While Mingo-based organic fruit and vegetable grower Larry Cleverley continues to receive signatures in support of halting a potential Iowa DOT project that would put an interchange through his farm, Cleverley's supporters are still asking why a stoplight wouldn't work.
Scott Dockstader is the Iowa Department of Transportation District 1 engineer, who oversees central Iowa. He says a crew couldn't just wire up a stoplight at a given intersection.

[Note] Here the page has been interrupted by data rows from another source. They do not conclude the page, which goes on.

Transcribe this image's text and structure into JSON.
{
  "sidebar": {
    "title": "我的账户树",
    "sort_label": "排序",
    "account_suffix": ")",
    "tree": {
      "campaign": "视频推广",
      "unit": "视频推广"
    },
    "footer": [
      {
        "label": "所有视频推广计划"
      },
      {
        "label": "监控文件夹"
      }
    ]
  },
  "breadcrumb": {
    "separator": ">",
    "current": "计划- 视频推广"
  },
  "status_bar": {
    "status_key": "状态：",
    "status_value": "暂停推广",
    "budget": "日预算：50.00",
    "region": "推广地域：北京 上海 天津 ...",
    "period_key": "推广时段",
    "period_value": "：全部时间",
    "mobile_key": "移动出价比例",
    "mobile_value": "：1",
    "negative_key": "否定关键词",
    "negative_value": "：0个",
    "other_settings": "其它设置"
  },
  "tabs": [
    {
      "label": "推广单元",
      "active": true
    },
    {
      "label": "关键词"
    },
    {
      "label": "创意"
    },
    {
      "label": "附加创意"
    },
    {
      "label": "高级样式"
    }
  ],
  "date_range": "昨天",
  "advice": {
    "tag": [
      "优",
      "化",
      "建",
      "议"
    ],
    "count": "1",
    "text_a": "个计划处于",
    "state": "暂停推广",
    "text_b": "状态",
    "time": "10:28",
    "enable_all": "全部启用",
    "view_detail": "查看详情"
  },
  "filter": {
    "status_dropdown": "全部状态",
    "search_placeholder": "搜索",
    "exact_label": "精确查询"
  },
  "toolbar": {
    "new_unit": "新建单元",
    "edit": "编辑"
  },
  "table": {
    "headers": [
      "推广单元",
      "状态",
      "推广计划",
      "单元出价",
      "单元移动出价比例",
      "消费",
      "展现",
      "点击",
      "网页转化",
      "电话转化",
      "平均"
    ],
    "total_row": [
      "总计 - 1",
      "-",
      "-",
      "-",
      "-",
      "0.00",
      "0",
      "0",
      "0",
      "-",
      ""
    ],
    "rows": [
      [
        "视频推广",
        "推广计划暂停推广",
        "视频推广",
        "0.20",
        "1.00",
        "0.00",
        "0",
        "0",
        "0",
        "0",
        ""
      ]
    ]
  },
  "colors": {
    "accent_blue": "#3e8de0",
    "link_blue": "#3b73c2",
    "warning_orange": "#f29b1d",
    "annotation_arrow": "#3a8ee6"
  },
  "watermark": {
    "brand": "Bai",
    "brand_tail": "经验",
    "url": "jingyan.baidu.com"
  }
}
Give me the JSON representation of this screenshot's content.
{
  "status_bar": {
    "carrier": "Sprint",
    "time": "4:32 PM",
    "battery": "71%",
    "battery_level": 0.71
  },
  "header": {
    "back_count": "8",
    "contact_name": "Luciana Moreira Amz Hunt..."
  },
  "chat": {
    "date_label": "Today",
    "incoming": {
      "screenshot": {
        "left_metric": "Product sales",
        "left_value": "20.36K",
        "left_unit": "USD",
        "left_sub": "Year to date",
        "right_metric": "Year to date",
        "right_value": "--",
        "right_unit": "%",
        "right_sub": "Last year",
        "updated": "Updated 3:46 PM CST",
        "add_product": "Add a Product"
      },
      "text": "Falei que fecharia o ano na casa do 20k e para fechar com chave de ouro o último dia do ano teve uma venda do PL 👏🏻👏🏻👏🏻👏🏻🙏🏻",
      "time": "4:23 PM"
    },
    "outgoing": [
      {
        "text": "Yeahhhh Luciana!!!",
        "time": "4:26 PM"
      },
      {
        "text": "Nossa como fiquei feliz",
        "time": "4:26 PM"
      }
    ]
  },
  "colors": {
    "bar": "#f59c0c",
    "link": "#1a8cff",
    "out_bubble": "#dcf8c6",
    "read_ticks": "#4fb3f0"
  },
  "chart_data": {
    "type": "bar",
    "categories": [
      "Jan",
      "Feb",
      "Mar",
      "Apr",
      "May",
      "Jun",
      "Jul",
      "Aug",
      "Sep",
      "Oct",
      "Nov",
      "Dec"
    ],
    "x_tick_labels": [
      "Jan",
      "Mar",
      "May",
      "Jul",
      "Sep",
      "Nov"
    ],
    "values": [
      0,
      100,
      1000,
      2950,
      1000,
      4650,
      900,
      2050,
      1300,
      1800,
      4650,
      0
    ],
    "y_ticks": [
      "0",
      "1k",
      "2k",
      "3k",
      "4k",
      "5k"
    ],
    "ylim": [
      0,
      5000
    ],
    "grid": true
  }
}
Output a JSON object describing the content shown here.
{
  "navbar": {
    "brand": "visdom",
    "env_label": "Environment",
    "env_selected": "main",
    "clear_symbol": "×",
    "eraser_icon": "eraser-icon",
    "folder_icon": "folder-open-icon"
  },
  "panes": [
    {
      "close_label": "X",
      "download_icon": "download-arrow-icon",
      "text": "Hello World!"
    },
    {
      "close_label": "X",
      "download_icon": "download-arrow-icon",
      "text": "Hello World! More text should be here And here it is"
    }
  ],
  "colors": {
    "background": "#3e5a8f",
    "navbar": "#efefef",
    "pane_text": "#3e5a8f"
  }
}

"The main reason is when we install stoplights, we use a set of guidelines that are national guidelines across the country," Dockstader says. "In this particular case, there were eight warrants for putting up a stop light. We've gone through the particular location and it doesn't meet any of those warrants, and we believe that putting a stoplight up in a rural area does not meet driver's expectations."

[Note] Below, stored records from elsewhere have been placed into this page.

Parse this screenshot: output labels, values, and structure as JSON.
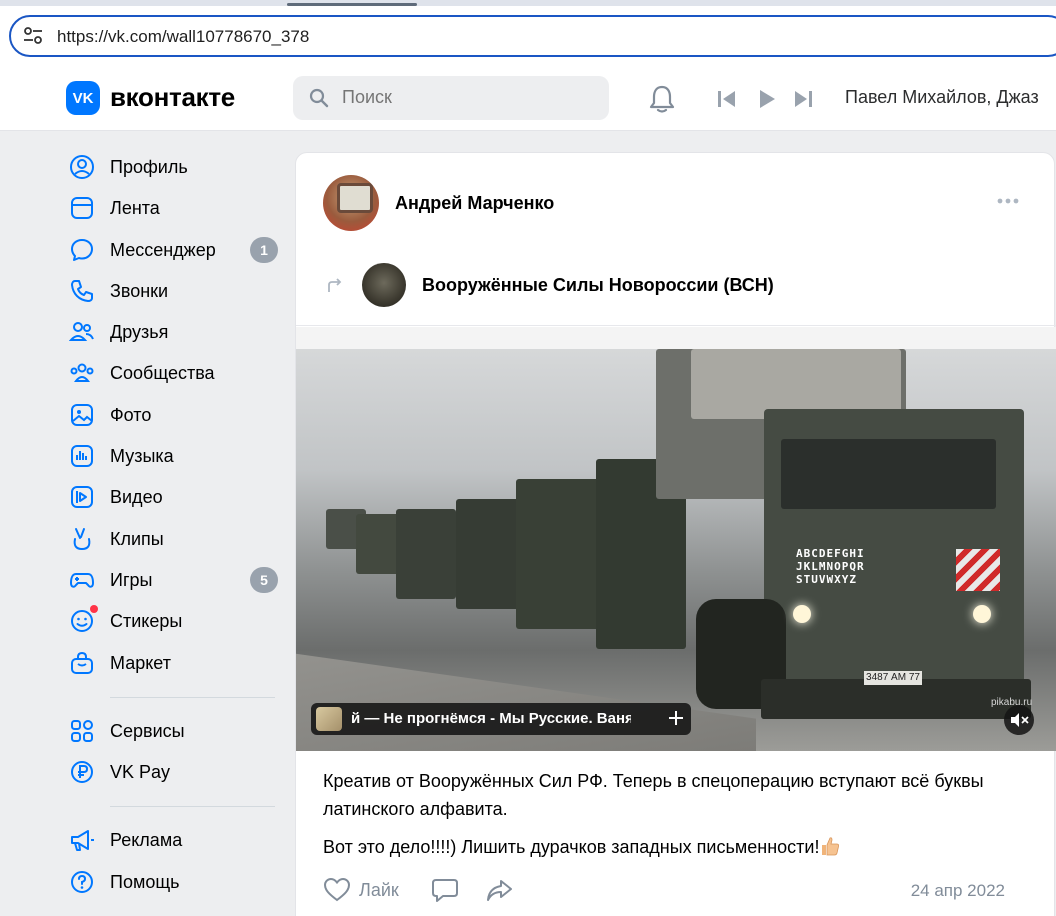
{
  "browser": {
    "url": "https://vk.com/wall10778670_378"
  },
  "header": {
    "logo_text": "VK",
    "brand": "вконтакте",
    "search_placeholder": "Поиск",
    "now_playing": "Павел Михайлов, Джаз"
  },
  "sidebar": {
    "items": [
      {
        "label": "Профиль",
        "icon": "profile-icon"
      },
      {
        "label": "Лента",
        "icon": "feed-icon"
      },
      {
        "label": "Мессенджер",
        "icon": "messenger-icon",
        "badge": "1"
      },
      {
        "label": "Звонки",
        "icon": "phone-icon"
      },
      {
        "label": "Друзья",
        "icon": "friends-icon"
      },
      {
        "label": "Сообщества",
        "icon": "communities-icon"
      },
      {
        "label": "Фото",
        "icon": "photo-icon"
      },
      {
        "label": "Музыка",
        "icon": "music-icon"
      },
      {
        "label": "Видео",
        "icon": "video-icon"
      },
      {
        "label": "Клипы",
        "icon": "clips-icon"
      },
      {
        "label": "Игры",
        "icon": "games-icon",
        "badge": "5"
      },
      {
        "label": "Стикеры",
        "icon": "stickers-icon"
      },
      {
        "label": "Маркет",
        "icon": "market-icon"
      }
    ],
    "extra": [
      {
        "label": "Сервисы",
        "icon": "services-icon"
      },
      {
        "label": "VK Pay",
        "icon": "vkpay-icon"
      }
    ],
    "bottom": [
      {
        "label": "Реклама",
        "icon": "ads-icon"
      },
      {
        "label": "Помощь",
        "icon": "help-icon"
      }
    ]
  },
  "post": {
    "author": "Андрей Марченко",
    "repost_group": "Вооружённые Силы Новороссии (ВСН)",
    "truck_letters": [
      "ABCDEFGHI",
      "JKLMNOPQR",
      "STUVWXYZ"
    ],
    "plate": "3487 АМ 77",
    "watermark": "pikabu.ru",
    "audio_title": "й — Не прогнёмся - Мы Русские.   Ваня",
    "text_1": "Креатив от Вооружённых Сил РФ. Теперь в спецоперацию вступают всё буквы латинского алфавита.",
    "text_2": "Вот это дело!!!!) Лишить дурачков западных письменности!",
    "like_label": "Лайк",
    "date": "24 апр 2022"
  },
  "colors": {
    "accent": "#0077ff",
    "badge": "#99a2ad",
    "muted": "#818c99"
  }
}
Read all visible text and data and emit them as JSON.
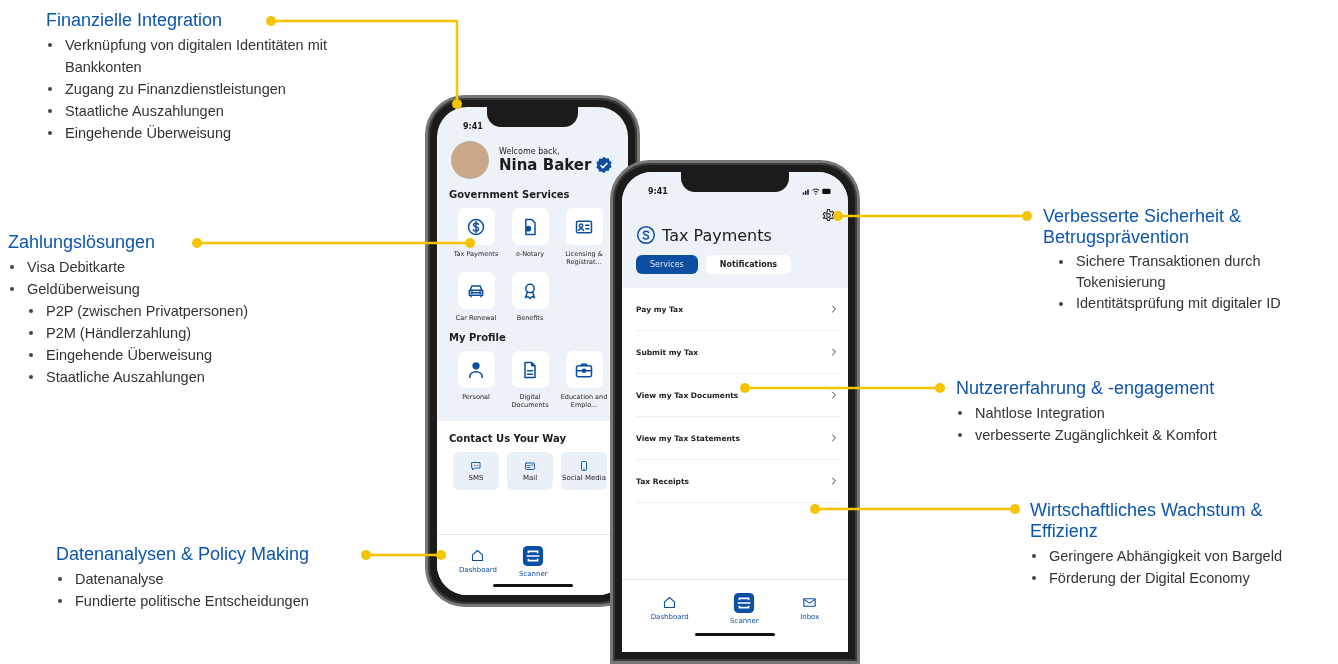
{
  "left_callouts": [
    {
      "title": "Finanzielle Integration",
      "bullets": [
        {
          "text": "Verknüpfung von digitalen Identitäten mit Bankkonten"
        },
        {
          "text": "Zugang zu Finanzdienstleistungen"
        },
        {
          "text": "Staatliche Auszahlungen"
        },
        {
          "text": "Eingehende Überweisung"
        }
      ]
    },
    {
      "title": "Zahlungslösungen",
      "bullets": [
        {
          "text": "Visa Debitkarte"
        },
        {
          "text": "Geldüberweisung",
          "children": [
            {
              "text": "P2P (zwischen Privatpersonen)"
            },
            {
              "text": "P2M (Händlerzahlung)"
            },
            {
              "text": "Eingehende Überweisung"
            },
            {
              "text": "Staatliche Auszahlungen"
            }
          ]
        }
      ]
    },
    {
      "title": "Datenanalysen & Policy Making",
      "bullets": [
        {
          "text": "Datenanalyse"
        },
        {
          "text": "Fundierte politische Entscheidungen"
        }
      ]
    }
  ],
  "phone_home": {
    "status_time": "9:41",
    "greeting": "Welcome back,",
    "user_name": "Nina Baker",
    "sections": [
      {
        "title": "Government Services",
        "kind": "grid",
        "items": [
          {
            "label": "Tax Payments"
          },
          {
            "label": "e-Notary"
          },
          {
            "label": "Licensing & Registrat..."
          },
          {
            "label": "Car Renewal"
          },
          {
            "label": "Benefits"
          }
        ]
      },
      {
        "title": "My Profile",
        "kind": "grid",
        "items": [
          {
            "label": "Personal"
          },
          {
            "label": "Digital Documents"
          },
          {
            "label": "Education and Emplo..."
          }
        ]
      },
      {
        "title": "Contact Us Your Way",
        "kind": "contact",
        "items": [
          {
            "label": "SMS"
          },
          {
            "label": "Mail"
          },
          {
            "label": "Social Media"
          }
        ]
      }
    ],
    "bottom_nav": [
      {
        "label": "Dashboard",
        "kind": "home"
      },
      {
        "label": "Scanner",
        "kind": "scanner"
      }
    ]
  },
  "phone_tax": {
    "status_time": "9:41",
    "title": "Tax Payments",
    "tabs": [
      {
        "label": "Services",
        "selected": true
      },
      {
        "label": "Notifications",
        "selected": false
      }
    ],
    "menu_items": [
      {
        "label": "Pay my Tax"
      },
      {
        "label": "Submit my Tax"
      },
      {
        "label": "View my Tax Documents"
      },
      {
        "label": "View my Tax Statements"
      },
      {
        "label": "Tax Receipts"
      }
    ],
    "bottom_nav": [
      {
        "label": "Dashboard",
        "kind": "home"
      },
      {
        "label": "Scanner",
        "kind": "scanner"
      },
      {
        "label": "Inbox",
        "kind": "inbox"
      }
    ]
  },
  "right_callouts": [
    {
      "title": "Verbesserte Sicherheit & Betrugsprävention",
      "bullets": [
        {
          "text": "Sichere Transaktionen durch Tokenisierung"
        },
        {
          "text": "Identitätsprüfung mit digitaler ID"
        }
      ]
    },
    {
      "title": "Nutzererfahrung & -engagement",
      "bullets": [
        {
          "text": "Nahtlose Integration"
        },
        {
          "text": "verbesserte Zugänglichkeit & Komfort"
        }
      ]
    },
    {
      "title": "Wirtschaftliches Wachstum & Effizienz",
      "bullets": [
        {
          "text": "Geringere Abhängigkeit von Bargeld"
        },
        {
          "text": "Förderung der Digital Economy"
        }
      ]
    }
  ]
}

Those eight warrants don't apply for something like a four-way stop sign, but Dockstader stresses the project's goal is reducing the number of deaths at the intersections near Cleverley's farm. By Dockstader's reasoning, a four-way stop sign, much like a stoplight, would catch drivers off-guard and does not guarantee safety in the way that an interchange would.